- [S106] The Mountain Press, 15 Feb 2006.
Hundreds flock to historic opening of Great Smoky Mountains Heritage Center
By: CANDICE GRIMM, Staff Writer February 15, 2006
TOWNSEND - By modern standards, the log cabin built in 1894 on Flat Branch Road near Norton Creek in Sevier County was small, but to its builder, James Anderson Cardwell, the cabin was sufficient for providing his family a safe haven from the elements and animals.
Cardwell could never have conceived that his home would one day host hundreds of visitors. But, during the Sunday grand opening of the Great Smoky Mountains Heritage Center in Townsend, it is probable that more people visited the cabin than have crossed its threshold in all of its 112 years.
Moved last year from its original location in Sevier County after its owner Wilma Maples of Gatlinburg donated it to the heritage center, the Cardwell cabin and a second reconstructed cabin offered visitors a chance to see how meals were prepared in the fireplace. Visitors even got a taste of the typical beans, cornbread, and gingerbread meal pioneer families ate.
Exhibits inside the main building at the center gave a glimpse into the past through examples of the quilting and ingenious crafts early settlers made, as well as the music and storytelling which provided their entertainment.
Kathy Enos, president of the Great Smoky Mountain Heritage Guild, a group of 21 women who raised $120,000 for the center and will continue to raise funds for its educational programs, said of the huge turnout for the event, "It's amazing. ... Our intent was to be open from 1 p.m. to 5 p.m., but it has been packed since 11 a.m. After people drove in from everywhere, we couldn't turn them away."
Enos went on to explain that the mission of the non-profit heritage center is to preserve, protect and promote the unique history and rich culture of the residents and Native Americans who inhabited the mountain communities now within Great Smoky Mountains National Park.
"Many young people don't know about their heritage because their parents didn't share it with them.
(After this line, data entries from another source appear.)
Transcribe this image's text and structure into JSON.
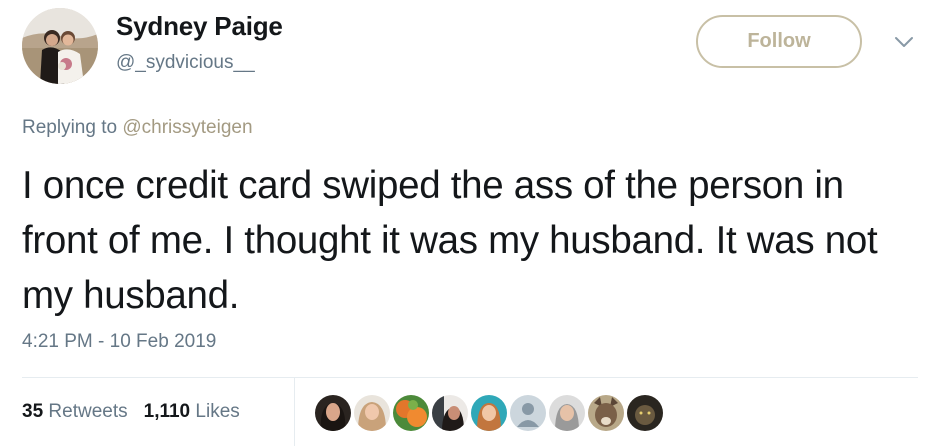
{
  "user": {
    "display_name": "Sydney Paige",
    "handle": "@_sydvicious__",
    "avatar_icon": "profile-photo-icon"
  },
  "follow_label": "Follow",
  "reply": {
    "prefix": "Replying to",
    "mention": "@chrissyteigen"
  },
  "tweet": {
    "text": "I once credit card swiped the ass of the person in front of me. I thought it was my husband. It was not my husband.",
    "timestamp": "4:21 PM - 10 Feb 2019"
  },
  "stats": {
    "retweets_count": "35",
    "retweets_label": "Retweets",
    "likes_count": "1,110",
    "likes_label": "Likes"
  },
  "liker_avatars": [
    "liker-1",
    "liker-2",
    "liker-3",
    "liker-4",
    "liker-5",
    "liker-6",
    "liker-7",
    "liker-8",
    "liker-9"
  ],
  "colors": {
    "follow_border": "#c8c0a6",
    "follow_text": "#bdb49a",
    "mention": "#a39a82",
    "secondary_text": "#657786"
  }
}
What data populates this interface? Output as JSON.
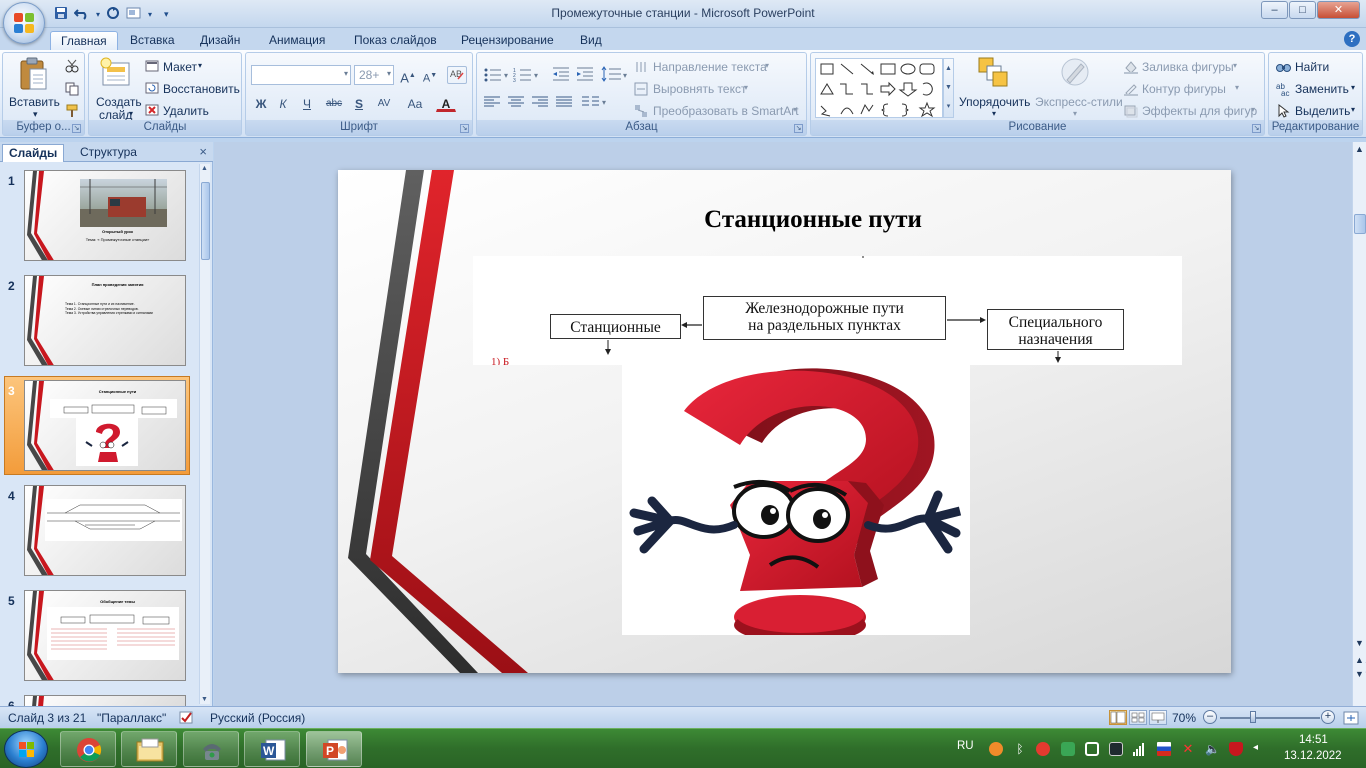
{
  "window": {
    "title": "Промежуточные станции - Microsoft PowerPoint",
    "minimize": "–",
    "maximize": "□",
    "close": "✕"
  },
  "ribbon_tabs": [
    "Главная",
    "Вставка",
    "Дизайн",
    "Анимация",
    "Показ слайдов",
    "Рецензирование",
    "Вид"
  ],
  "ribbon": {
    "clipboard": {
      "paste": "Вставить",
      "label": "Буфер о..."
    },
    "slides": {
      "create1": "Создать",
      "create2": "слайд",
      "layout": "Макет",
      "reset": "Восстановить",
      "delete": "Удалить",
      "label": "Слайды"
    },
    "font": {
      "size_value": "28+",
      "label": "Шрифт",
      "buttons": [
        "Ж",
        "К",
        "Ч",
        "abc",
        "S",
        "AV",
        "Aa",
        "A"
      ]
    },
    "paragraph": {
      "text_direction": "Направление текста",
      "align_text": "Выровнять текст",
      "smartart": "Преобразовать в SmartArt",
      "label": "Абзац"
    },
    "drawing": {
      "arrange1": "Упорядочить",
      "quick_styles": "Экспресс-стили",
      "fill": "Заливка фигуры",
      "outline": "Контур фигуры",
      "effects": "Эффекты для фигур",
      "label": "Рисование"
    },
    "editing": {
      "find": "Найти",
      "replace": "Заменить",
      "select": "Выделить",
      "label": "Редактирование"
    }
  },
  "pane": {
    "tab_slides": "Слайды",
    "tab_outline": "Структура",
    "close": "×",
    "slides": [
      {
        "num": "1",
        "title": "Открытый урок",
        "text": "Тема: « Промежуточные станции»"
      },
      {
        "num": "2",
        "title": "План проведения занятия",
        "text": "Тема 1. Станционные пути и их назначение.\nТема 2. Осевые линии стрелочных переводов.\nТема 3. Устройства управления стрелками и сигналами"
      },
      {
        "num": "3",
        "title": "Станционные пути",
        "text": ""
      },
      {
        "num": "4",
        "title": "",
        "text": ""
      },
      {
        "num": "5",
        "title": "Обобщение темы",
        "text": ""
      },
      {
        "num": "6",
        "title": "",
        "text": ""
      }
    ]
  },
  "slide": {
    "title": "Станционные пути",
    "diagram": {
      "center_line1": "Железнодорожные пути",
      "center_line2": "на раздельных пунктах",
      "left": "Станционные",
      "right_line1": "Специального",
      "right_line2": "назначения"
    }
  },
  "statusbar": {
    "slide_info": "Слайд 3 из 21",
    "theme": "\"Параллакс\"",
    "language": "Русский (Россия)",
    "zoom": "70%",
    "zoom_pct": 70
  },
  "taskbar": {
    "lang": "RU",
    "time": "14:51",
    "date": "13.12.2022"
  },
  "colors": {
    "slide_red": "#c8171e",
    "slide_dark": "#474747",
    "question_red": "#d01a2e",
    "selection_orange": "#f39c3b"
  },
  "icons": [
    "office-button-icon",
    "save-icon",
    "undo-icon",
    "redo-icon",
    "paste-icon",
    "new-slide-icon",
    "question-mark-image",
    "start-orb-icon",
    "chrome-icon",
    "explorer-icon",
    "word-icon",
    "powerpoint-icon"
  ]
}
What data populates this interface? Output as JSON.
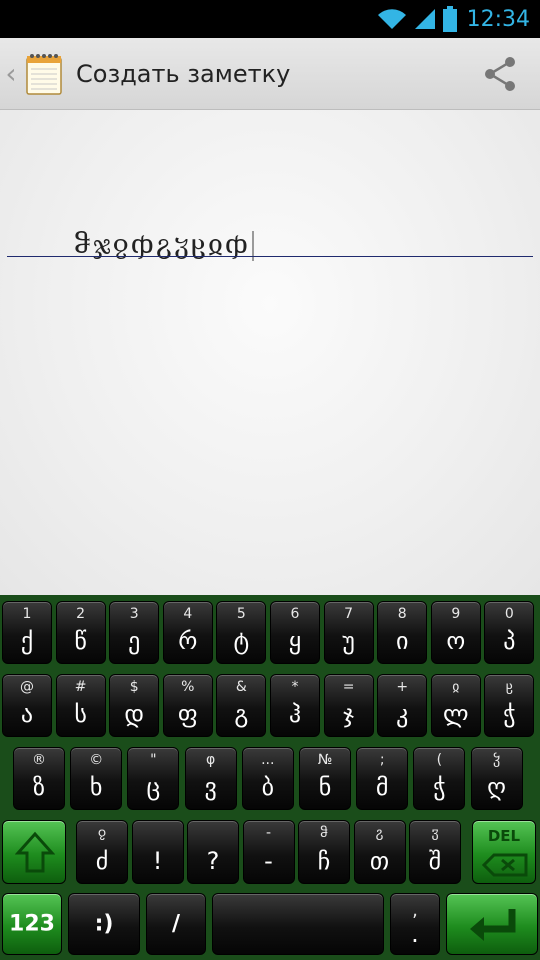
{
  "status_bar": {
    "time": "12:34"
  },
  "action_bar": {
    "title": "Создать заметку"
  },
  "note": {
    "text": "ჵჯჹჶჷჳჸჲჶ"
  },
  "keyboard": {
    "row1": [
      {
        "hint": "1",
        "char": "ქ"
      },
      {
        "hint": "2",
        "char": "წ"
      },
      {
        "hint": "3",
        "char": "ე"
      },
      {
        "hint": "4",
        "char": "რ"
      },
      {
        "hint": "5",
        "char": "ტ"
      },
      {
        "hint": "6",
        "char": "ყ"
      },
      {
        "hint": "7",
        "char": "უ"
      },
      {
        "hint": "8",
        "char": "ი"
      },
      {
        "hint": "9",
        "char": "ო"
      },
      {
        "hint": "0",
        "char": "პ"
      }
    ],
    "row2": [
      {
        "hint": "@",
        "char": "ა"
      },
      {
        "hint": "#",
        "char": "ს"
      },
      {
        "hint": "$",
        "char": "დ"
      },
      {
        "hint": "%",
        "char": "ფ"
      },
      {
        "hint": "&",
        "char": "გ"
      },
      {
        "hint": "*",
        "char": "ჰ"
      },
      {
        "hint": "=",
        "char": "ჯ"
      },
      {
        "hint": "+",
        "char": "კ"
      },
      {
        "hint": "ჲ",
        "char": "ლ"
      },
      {
        "hint": "ჸ",
        "char": "ჭ"
      }
    ],
    "row3": [
      {
        "hint": "®",
        "char": "ზ"
      },
      {
        "hint": "©",
        "char": "ხ"
      },
      {
        "hint": "\"",
        "char": "ც"
      },
      {
        "hint": "φ",
        "char": "ვ"
      },
      {
        "hint": "...",
        "char": "ბ"
      },
      {
        "hint": "№",
        "char": "ნ"
      },
      {
        "hint": ";",
        "char": "მ"
      },
      {
        "hint": "(",
        "char": "ჭ"
      },
      {
        "hint": "ჴ",
        "char": "ღ"
      }
    ],
    "row4": [
      {
        "hint": "ჹ",
        "char": "ძ"
      },
      {
        "hint": "",
        "char": "!"
      },
      {
        "hint": "",
        "char": "?"
      },
      {
        "hint": "-",
        "char": "-"
      },
      {
        "hint": "ჵ",
        "char": "ჩ"
      },
      {
        "hint": "ჷ",
        "char": "თ"
      },
      {
        "hint": "ჳ",
        "char": "შ"
      }
    ],
    "del_label": "DEL",
    "num_label": "123",
    "smiley_label": ":)",
    "slash_label": "/",
    "comma_label": ",",
    "period_label": "."
  }
}
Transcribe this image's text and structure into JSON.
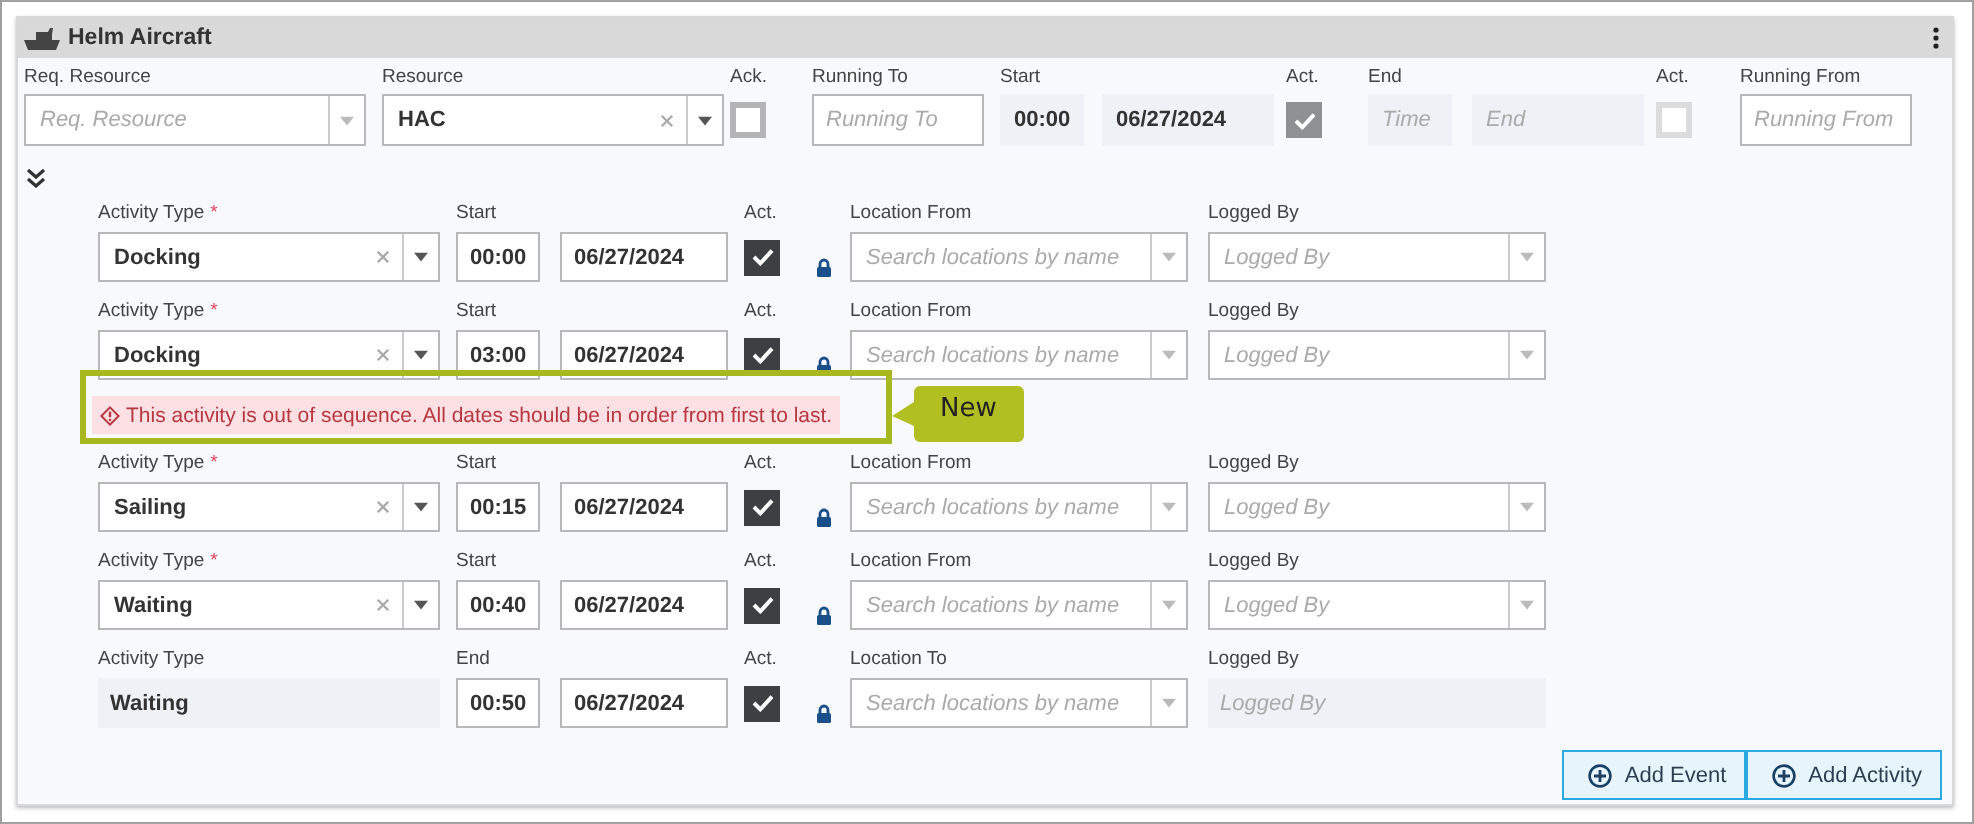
{
  "panel": {
    "title": "Helm Aircraft"
  },
  "resource_row": [
    {
      "kind": "select",
      "label": "Req. Resource",
      "placeholder": "Req. Resource"
    },
    {
      "kind": "select",
      "label": "Resource",
      "value": "HAC"
    },
    {
      "kind": "checkbox",
      "label": "Ack.",
      "checked": false,
      "disabled": false
    },
    {
      "kind": "text",
      "label": "Running To",
      "placeholder": "Running To",
      "disabled": false
    },
    {
      "kind": "time",
      "label": "Start",
      "value": "00:00",
      "disabled": true
    },
    {
      "kind": "date",
      "value": "06/27/2024",
      "disabled": true
    },
    {
      "kind": "checkbox",
      "label": "Act.",
      "checked": true,
      "disabled": true
    },
    {
      "kind": "time",
      "label": "End",
      "placeholder": "Time",
      "disabled": true
    },
    {
      "kind": "date",
      "placeholder": "End",
      "disabled": true
    },
    {
      "kind": "checkbox",
      "label": "Act.",
      "checked": false,
      "disabled": true
    },
    {
      "kind": "text",
      "label": "Running From",
      "placeholder": "Running From",
      "disabled": false
    }
  ],
  "activities": [
    {
      "type_label": "Activity Type",
      "required_mark": "*",
      "type_editable": true,
      "activity_type": "Docking",
      "time_label": "Start",
      "time": "00:00",
      "date": "06/27/2024",
      "act_label": "Act.",
      "act_checked": true,
      "location_label": "Location From",
      "location_placeholder": "Search locations by name",
      "logged_label": "Logged By",
      "logged_placeholder": "Logged By",
      "logged_editable": true
    },
    {
      "type_label": "Activity Type",
      "required_mark": "*",
      "type_editable": true,
      "activity_type": "Docking",
      "time_label": "Start",
      "time": "03:00",
      "date": "06/27/2024",
      "act_label": "Act.",
      "act_checked": true,
      "location_label": "Location From",
      "location_placeholder": "Search locations by name",
      "logged_label": "Logged By",
      "logged_placeholder": "Logged By",
      "logged_editable": true,
      "error": "This activity is out of sequence. All dates should be in order from first to last.",
      "callout": "New"
    },
    {
      "type_label": "Activity Type",
      "required_mark": "*",
      "type_editable": true,
      "activity_type": "Sailing",
      "time_label": "Start",
      "time": "00:15",
      "date": "06/27/2024",
      "act_label": "Act.",
      "act_checked": true,
      "location_label": "Location From",
      "location_placeholder": "Search locations by name",
      "logged_label": "Logged By",
      "logged_placeholder": "Logged By",
      "logged_editable": true
    },
    {
      "type_label": "Activity Type",
      "required_mark": "*",
      "type_editable": true,
      "activity_type": "Waiting",
      "time_label": "Start",
      "time": "00:40",
      "date": "06/27/2024",
      "act_label": "Act.",
      "act_checked": true,
      "location_label": "Location From",
      "location_placeholder": "Search locations by name",
      "logged_label": "Logged By",
      "logged_placeholder": "Logged By",
      "logged_editable": true
    },
    {
      "type_label": "Activity Type",
      "type_editable": false,
      "activity_type": "Waiting",
      "time_label": "End",
      "time": "00:50",
      "date": "06/27/2024",
      "act_label": "Act.",
      "act_checked": true,
      "location_label": "Location To",
      "location_placeholder": "Search locations by name",
      "logged_label": "Logged By",
      "logged_placeholder": "Logged By",
      "logged_editable": false
    }
  ],
  "buttons": [
    {
      "label": "Add Event"
    },
    {
      "label": "Add Activity"
    }
  ]
}
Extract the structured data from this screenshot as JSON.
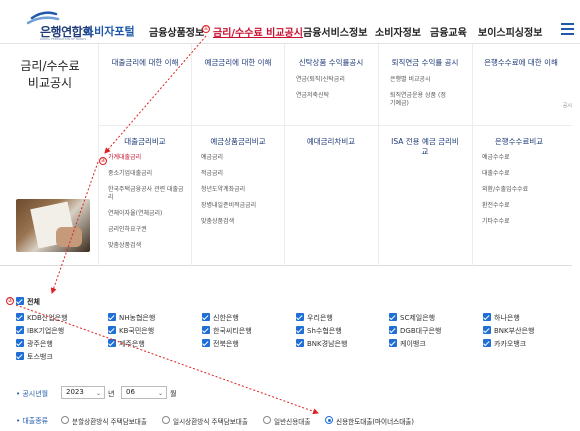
{
  "header": {
    "org_name": "은행연합회",
    "org_sub": "KOREA FEDERATION OF BANKS",
    "portal_name": "소비자포털",
    "nav": [
      "금융상품정보",
      "금리/수수료 비교공시",
      "금융서비스정보",
      "소비자정보",
      "금융교육",
      "보이스피싱정보"
    ],
    "active_nav_index": 1
  },
  "mega_menu": {
    "title": "금리/수수료 비교공시",
    "top_columns": [
      {
        "heading": "대출금리에 대한 이해",
        "items": []
      },
      {
        "heading": "예금금리에 대한 이해",
        "items": []
      },
      {
        "heading": "신탁상품 수익률공시",
        "items": [
          "연금(퇴직)신탁금리",
          "연금저축신탁"
        ]
      },
      {
        "heading": "퇴직연금 수익률 공시",
        "items": [
          "은행별 비교공시",
          "퇴직연금운용 상품 (정기예금)"
        ]
      },
      {
        "heading": "은행수수료에 대한 이해",
        "items": []
      }
    ],
    "bottom_columns": [
      {
        "heading": "대출금리비교",
        "items": [
          "가계대출금리",
          "중소기업대출금리",
          "한국주택금융공사 관련 대출금리",
          "연체이자율(연체금리)",
          "금리인하요구권",
          "맞춤상품검색"
        ]
      },
      {
        "heading": "예금상품금리비교",
        "items": [
          "예금금리",
          "적금금리",
          "청년도약계좌금리",
          "장병내일준비적금금리",
          "맞춤상품검색"
        ]
      },
      {
        "heading": "예대금리차비교",
        "items": []
      },
      {
        "heading": "ISA 전용 예금 금리비교",
        "items": []
      },
      {
        "heading": "은행수수료비교",
        "items": [
          "예금수수료",
          "대출수수료",
          "외환/수출입수수료",
          "환전수수료",
          "기타수수료"
        ]
      }
    ],
    "side_tab": "공시",
    "selected_item": "가계대출금리"
  },
  "filters": {
    "all_label": "전체",
    "banks": [
      [
        "KDB산업은행",
        "NH농협은행",
        "신한은행",
        "우리은행",
        "SC제일은행",
        "하나은행"
      ],
      [
        "IBK기업은행",
        "KB국민은행",
        "한국씨티은행",
        "Sh수협은행",
        "DGB대구은행",
        "BNK부산은행"
      ],
      [
        "광주은행",
        "제주은행",
        "전북은행",
        "BNK경남은행",
        "케이뱅크",
        "카카오뱅크"
      ],
      [
        "토스뱅크"
      ]
    ],
    "period_label": "공시년월",
    "year_value": "2023",
    "year_unit": "년",
    "month_value": "06",
    "month_unit": "월",
    "loan_type_label": "대출종류",
    "loan_types": [
      "분할상환방식 주택담보대출",
      "일시상환방식 주택담보대출",
      "일반신용대출",
      "신용한도대출(마이너스대출)"
    ],
    "loan_type_selected_index": 3
  },
  "annotations": {
    "step1": "①",
    "step2": "②",
    "step3": "③"
  },
  "colors": {
    "brand_navy": "#1f3b78",
    "brand_blue": "#1f5aa8",
    "checkbox_blue": "#1f6fd6",
    "annotation_red": "#e02020",
    "active_red": "#c8102e"
  }
}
We don't want our children to be ashamed of their heritage," said Enos. "Through the center we want to instill in our children a pride in their heritage, and show them that their ancestors were not dumb hillbillies."
Robert Patterson, director, said the center will feature Appalachian music and demonstrations of crafts such as spinning and cooking on weekends and during special events. The frequency will depend upon the number of volunteers willing to perform demonstrations and the center's resources.
A main goal of the center is to educate children through classes, summer camps and Christmas camps. Patterson said docents are currently being trained and licensed teachers will conduct the classes and camps.
In addition to the cabin, Maples donated the money to build the educational wing of the center in memory of her husband, the late Rel Maples. She also donated a barn and some furnishings for the cabins.
"I donated the Cardwell cabin because I wanted to save it," said Maples.
Among those who especially enjoyed seeing the reconstructed Cardwell cabin were several grandchildren, great-grandchildren, and great-great-grandchildren of James Anderson and Martha Clabo Cardwell.
Geneva Sarten, 75, of Sevierville, along with Mary Stamey and Frances Cardwell of Maryville, granddaughters of the builder, had even lived in the cabin as children.
Sarten, who lived in it until age of 5, said she was pleased that the cabin had been restored.
"I remember my parents papering the walls with newspapers to keep out the drafts," said Sarten, looking at the remnants that still cling to the walls. She also remarked that the fireplace and mantel were original, except for the brick interior of the fireplace.
Another granddaughter, Wanda Rogers, 69, of Knoxville, said of the restoration, "I think Dad would have been very proud to see this. I don't think he imagined it would be possible to be restored."
Stamey agreed, saying, "It's fantastic. The only thing I would like to see is a plaque or something to say that the Cardwells lived in it."
- [S101] 1880 Census, Gatlinburg, Sevier County, Tennessee, 458B.
- [S94] Sevier County, Tennessee Census, 450b, 1 Jul 1870.
- [S77] Rawlings Funeral Home Records 1911-1995, Larry D. Fox, (Smoky Mountain Historical Society), 12 Nov 1936.
Cardwell, J A 68 Nov 12, 1936 Star by sons buried Banner Cem
- [S71] Sevier County Republican Extracts, Beulah Linn, (http://www.sevierlibrary.org/genealogy/Newspapers/newspapers.htm), 18 Nov 1936.
J.A.Cardwell, 68, Nov. 12. Bur. Banner. Surv: Widow, Martha, 4 sons, R.S., Willie, Lee Cardwell of Star Route, Rob. Cardwell, Knox. 3 daugh: Mrs. John W. Houser, Miss Demeries Cardwell, Star Route. 1 bro: Willie, 3 sisters, Mrs. Isaac McFalls, Star Route, Mrs. Baus Ownby, Rt. 4. 3 half brothers: Allen, Dave, Rob Cardwell. 1 half sister Mrs. Roy McMahan.
- [S34] In the Shadow of the Smokies, Smoky Mountain Historical Society, (1993), 523.